It’s a perfect match, really. An artist who’s made a career out of refashioning musical kitsch to his own inscrutable ends plays a venue refashioned out of a massive, gold-encrusted, Art-Deco movie-palace and former televangelism center in Washington Heights. It’s Beck at the United Palace Theatre!
The pop mystic seems to be out of a record deal as his latest album, Modern Guilt, concludes his contract with DGC Records. Of course, Beck is totally chill about it. "I haven’t bothered to plan anything," he told the Times Dave Itzkoff earlier this month. "I don’t know where the record business is going to be in six months. Or three months." Well, at least we knew where he’ll be in three months—playing the United Palace with MGMT on Oct. 9. [Music Hall of Williamsburg and Bowery Ballroom dates]

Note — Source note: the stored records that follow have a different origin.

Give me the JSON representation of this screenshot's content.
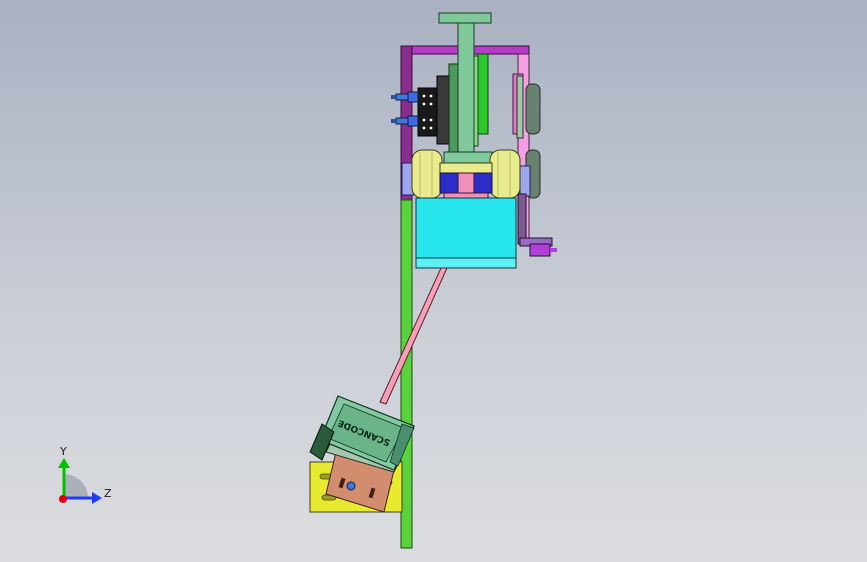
{
  "viewport": {
    "background_top": "#a9b1c2",
    "background_bottom": "#dcdde0"
  },
  "triad": {
    "y_label": "Y",
    "z_label": "Z",
    "y_color": "#00c000",
    "z_color": "#1e3cff",
    "origin_color": "#e00000"
  },
  "scanner": {
    "brand_text": "SCANCODE"
  },
  "parts": [
    {
      "name": "top-t-bracket",
      "color": "#7fc99a"
    },
    {
      "name": "purple-frame",
      "color": "#b43cc8"
    },
    {
      "name": "green-post",
      "color": "#5ad23c"
    },
    {
      "name": "cyan-block",
      "color": "#28e6ee"
    },
    {
      "name": "yellow-rollers",
      "color": "#e8ec8c"
    },
    {
      "name": "scanner-body",
      "color": "#82c8a0"
    },
    {
      "name": "yellow-base-plate",
      "color": "#e8ea30"
    },
    {
      "name": "copper-mount",
      "color": "#d28c6e"
    },
    {
      "name": "pink-rod",
      "color": "#f5a0b4"
    }
  ]
}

Wolf Parade’s show tonight at Terminal 5 may be sold out, but tickets to their second performance on Friday are still up for grabs. Could bandleaders Spencer Krug and Dan Boeckner be the Lennon and McCartney of indie rock? Is that a stupid question? Their partnership on last month’s At Mount Zoomer—sometimes combative, always inventive—suggest it might not be. [On sale: Friday, August 1 at 10 a.m.]
Clowns are funny. Clowns’ breasts are funnier. Postpartum clowns squirting breast milk are funnier still, right? This is the contention of Clowns Ex Machina, an all-female troupe founded by Kendall Cornell in 2005. The breast-milk business occurs during a skit in which a group of clowns throws an invisible baby-sized coffin over an imaginary cliff. As the women mourn they shoot breast milk over the "cliff." As the Times‘ April Dembosky describes it, Machina "depends on an all-female environment to transform the taboo into the funny, the sexual into the silly." Catch these women in all their red-nosed glory in Clown Axioms, a new production replete with "tales of gothic romance and gory fairy tales" at Manhattan Children’s Theatre in Tribeca. The first of just three performances begins tonight. [On sale now]

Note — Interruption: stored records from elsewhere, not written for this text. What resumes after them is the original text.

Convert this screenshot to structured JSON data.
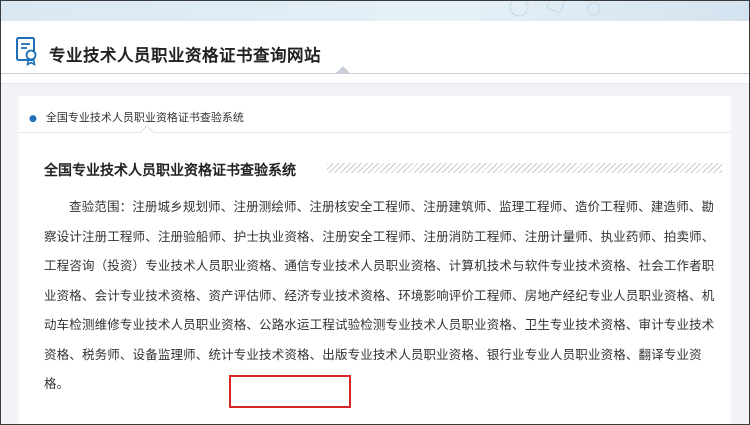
{
  "header": {
    "site_title": "专业技术人员职业资格证书查询网站",
    "icon": "certificate-icon"
  },
  "breadcrumb": {
    "text": "全国专业技术人员职业资格证书查验系统"
  },
  "section": {
    "title": "全国专业技术人员职业资格证书查验系统",
    "scope_text": "查验范围：注册城乡规划师、注册测绘师、注册核安全工程师、注册建筑师、监理工程师、造价工程师、建造师、勘察设计注册工程师、注册验船师、护士执业资格、注册安全工程师、注册消防工程师、注册计量师、执业药师、拍卖师、工程咨询（投资）专业技术人员职业资格、通信专业技术人员职业资格、计算机技术与软件专业技术资格、社会工作者职业资格、会计专业技术资格、资产评估师、经济专业技术资格、环境影响评价工程师、房地产经纪专业人员职业资格、机动车检测维修专业技术人员职业资格、公路水运工程试验检测专业技术人员职业资格、卫生专业技术资格、审计专业技术资格、税务师、设备监理师、统计专业技术资格、出版专业技术人员职业资格、银行业专业人员职业资格、翻译专业资格。"
  },
  "colors": {
    "highlight": "#d82525",
    "accent": "#1d6fb8"
  }
}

In troubling financial times such as these, we tend to ignore our cultural appetites. Well, hunger no more—The New York Classical Theatre is giving the stuff away for free. Each of their performances are open to the public. Tonight begins a month-long run of George Bernard Shaw’s Misalliance in Central Park (West 103rd and Central Park West). [More information here]